## Your instructions
Among the lines below, copy each one in which "this" appears.

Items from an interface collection
Content starts

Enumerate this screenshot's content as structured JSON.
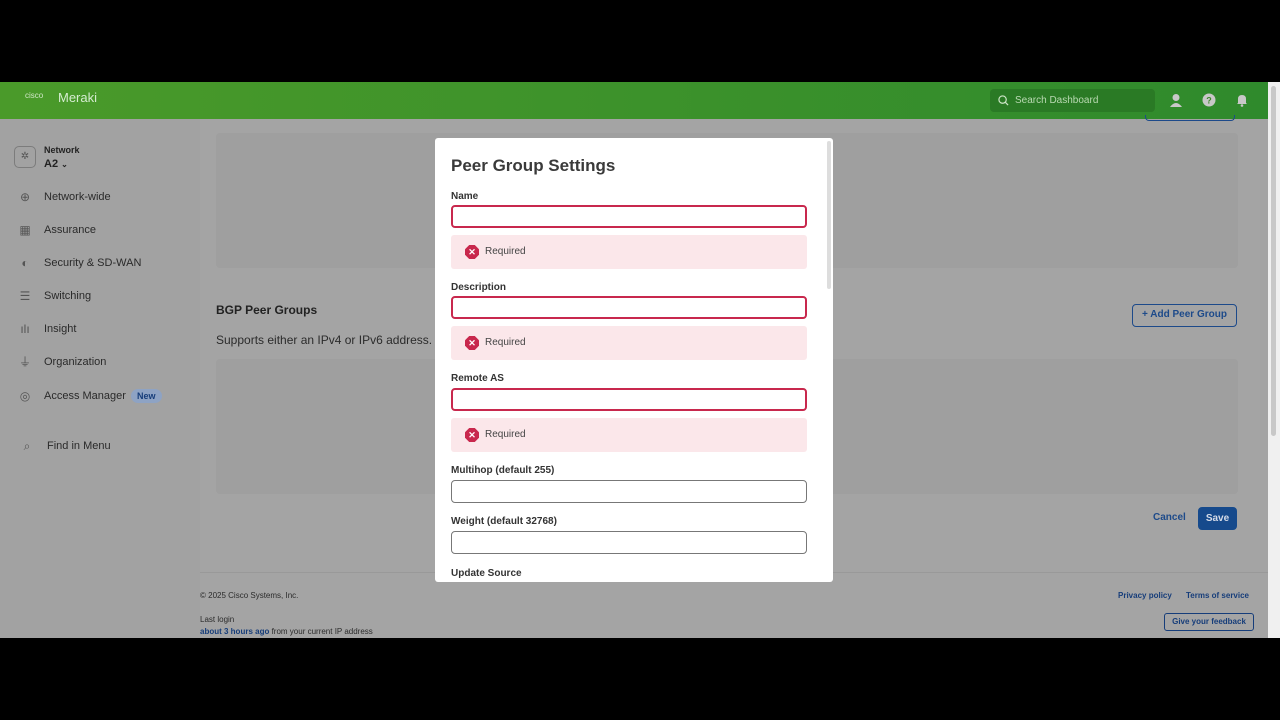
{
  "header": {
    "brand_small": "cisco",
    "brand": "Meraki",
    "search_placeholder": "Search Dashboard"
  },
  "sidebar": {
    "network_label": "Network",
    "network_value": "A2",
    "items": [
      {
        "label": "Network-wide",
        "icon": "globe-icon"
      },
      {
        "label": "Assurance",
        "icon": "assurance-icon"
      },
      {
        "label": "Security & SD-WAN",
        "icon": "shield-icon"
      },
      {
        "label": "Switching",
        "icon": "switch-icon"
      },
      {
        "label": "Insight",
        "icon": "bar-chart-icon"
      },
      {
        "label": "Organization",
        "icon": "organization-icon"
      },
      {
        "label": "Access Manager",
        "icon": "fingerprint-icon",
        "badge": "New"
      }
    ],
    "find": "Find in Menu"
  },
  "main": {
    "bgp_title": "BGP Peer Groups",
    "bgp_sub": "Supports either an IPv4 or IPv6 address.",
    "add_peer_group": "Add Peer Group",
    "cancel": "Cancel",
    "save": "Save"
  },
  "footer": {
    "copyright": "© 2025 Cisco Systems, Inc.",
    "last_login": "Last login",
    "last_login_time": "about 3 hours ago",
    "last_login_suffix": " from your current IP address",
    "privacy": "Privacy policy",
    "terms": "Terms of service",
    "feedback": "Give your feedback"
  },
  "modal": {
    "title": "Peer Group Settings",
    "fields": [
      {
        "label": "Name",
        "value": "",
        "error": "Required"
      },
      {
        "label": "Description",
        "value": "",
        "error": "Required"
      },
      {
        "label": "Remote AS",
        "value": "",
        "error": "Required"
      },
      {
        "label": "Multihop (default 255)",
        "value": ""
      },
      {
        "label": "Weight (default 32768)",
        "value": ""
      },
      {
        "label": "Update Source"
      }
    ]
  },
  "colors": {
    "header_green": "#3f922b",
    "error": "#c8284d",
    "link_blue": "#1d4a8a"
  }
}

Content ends
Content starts

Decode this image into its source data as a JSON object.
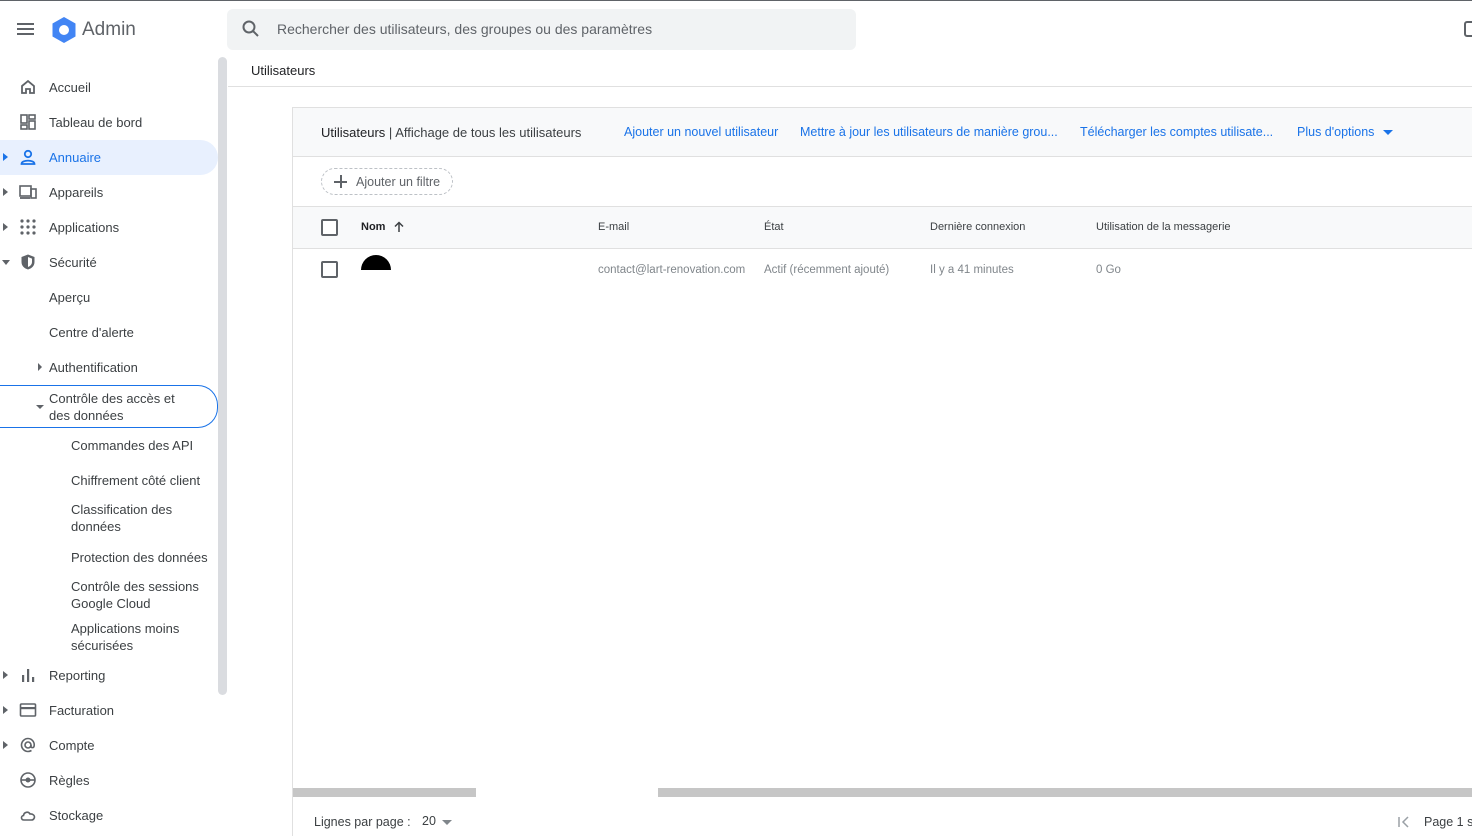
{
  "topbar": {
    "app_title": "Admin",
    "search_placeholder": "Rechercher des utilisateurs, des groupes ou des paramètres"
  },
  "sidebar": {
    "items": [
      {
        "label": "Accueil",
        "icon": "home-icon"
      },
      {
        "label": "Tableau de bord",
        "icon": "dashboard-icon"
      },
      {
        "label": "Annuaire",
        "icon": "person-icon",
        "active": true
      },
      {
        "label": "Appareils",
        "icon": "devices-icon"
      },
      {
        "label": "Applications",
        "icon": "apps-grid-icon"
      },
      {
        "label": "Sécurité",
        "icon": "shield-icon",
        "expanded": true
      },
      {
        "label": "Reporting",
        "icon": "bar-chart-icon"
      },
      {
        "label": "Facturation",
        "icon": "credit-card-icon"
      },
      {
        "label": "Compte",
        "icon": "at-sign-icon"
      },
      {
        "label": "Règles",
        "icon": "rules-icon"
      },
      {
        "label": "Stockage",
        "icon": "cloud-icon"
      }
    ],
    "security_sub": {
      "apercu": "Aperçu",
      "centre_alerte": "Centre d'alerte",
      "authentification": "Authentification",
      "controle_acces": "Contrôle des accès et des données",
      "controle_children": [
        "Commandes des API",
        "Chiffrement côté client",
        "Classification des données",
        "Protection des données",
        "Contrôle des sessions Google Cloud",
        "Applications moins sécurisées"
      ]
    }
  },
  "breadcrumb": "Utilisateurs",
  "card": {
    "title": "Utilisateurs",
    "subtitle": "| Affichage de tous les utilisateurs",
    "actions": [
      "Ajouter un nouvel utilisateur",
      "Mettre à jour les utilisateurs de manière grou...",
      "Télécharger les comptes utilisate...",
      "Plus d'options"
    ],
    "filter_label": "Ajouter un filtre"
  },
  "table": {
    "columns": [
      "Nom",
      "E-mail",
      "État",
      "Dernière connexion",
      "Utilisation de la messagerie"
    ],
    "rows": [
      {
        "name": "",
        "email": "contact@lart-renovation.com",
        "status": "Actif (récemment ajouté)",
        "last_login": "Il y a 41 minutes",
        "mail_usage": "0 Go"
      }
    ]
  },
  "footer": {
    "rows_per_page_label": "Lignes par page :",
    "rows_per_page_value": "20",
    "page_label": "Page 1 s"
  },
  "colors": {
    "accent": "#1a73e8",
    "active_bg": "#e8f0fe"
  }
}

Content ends

## Worked solution
Enumerate this screenshot's content as structured JSON.
Decode this image into its source data as a JSON object.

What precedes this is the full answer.